Another gap in the award is made by the fact that not everyone is willing to submit their books for consideration due to the highly-politicised domain of Iranian Studies and even Islamic Studies. A considerable number of Iranian scholars and authors who write in non-Persian languages do not look favourably at the cultural policies of Iran, or at its Ministry of Culture and Islamic Guidance. Among some circles, even sending a book for consideration might bring disrepute. Every year, tens of important books on contemporary history, sociology and politics of Iran are published in different languages, but they don’t find their way into this award because of their critical stance. This is unfortunate, as the award could be a chance for readers and scholars who care about Iranian Studies to discover the most important new books in the field- regardless of their stance towards Iran’s government.

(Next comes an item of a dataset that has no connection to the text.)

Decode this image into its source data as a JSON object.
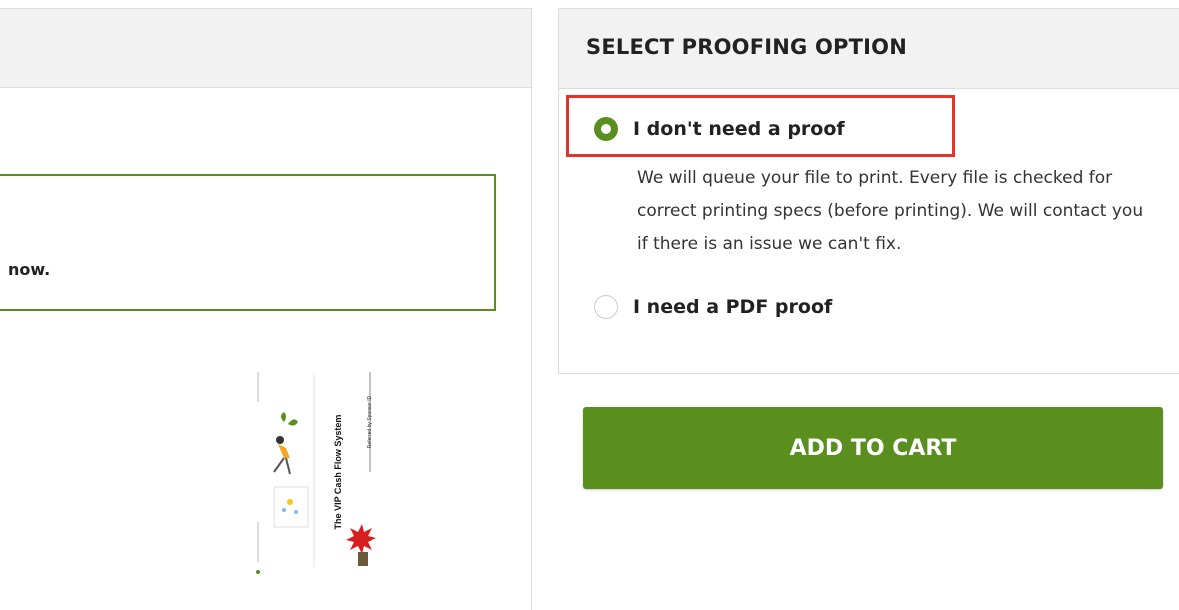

Despite its limitations and biases, The World Book Award deserves further examination and acknowledgement outside of Iran. At the very least, shouldn’t the Book of the Year’s construction of a ‘world’ be an interesting point of comparison to that of other awards, one that could help Westerners see the limitations and biases in their construction of a ‘world’ as well? Doesn’t seeing the limitations of this prize also make one wonder what is left out of other, more internationally-known prizes?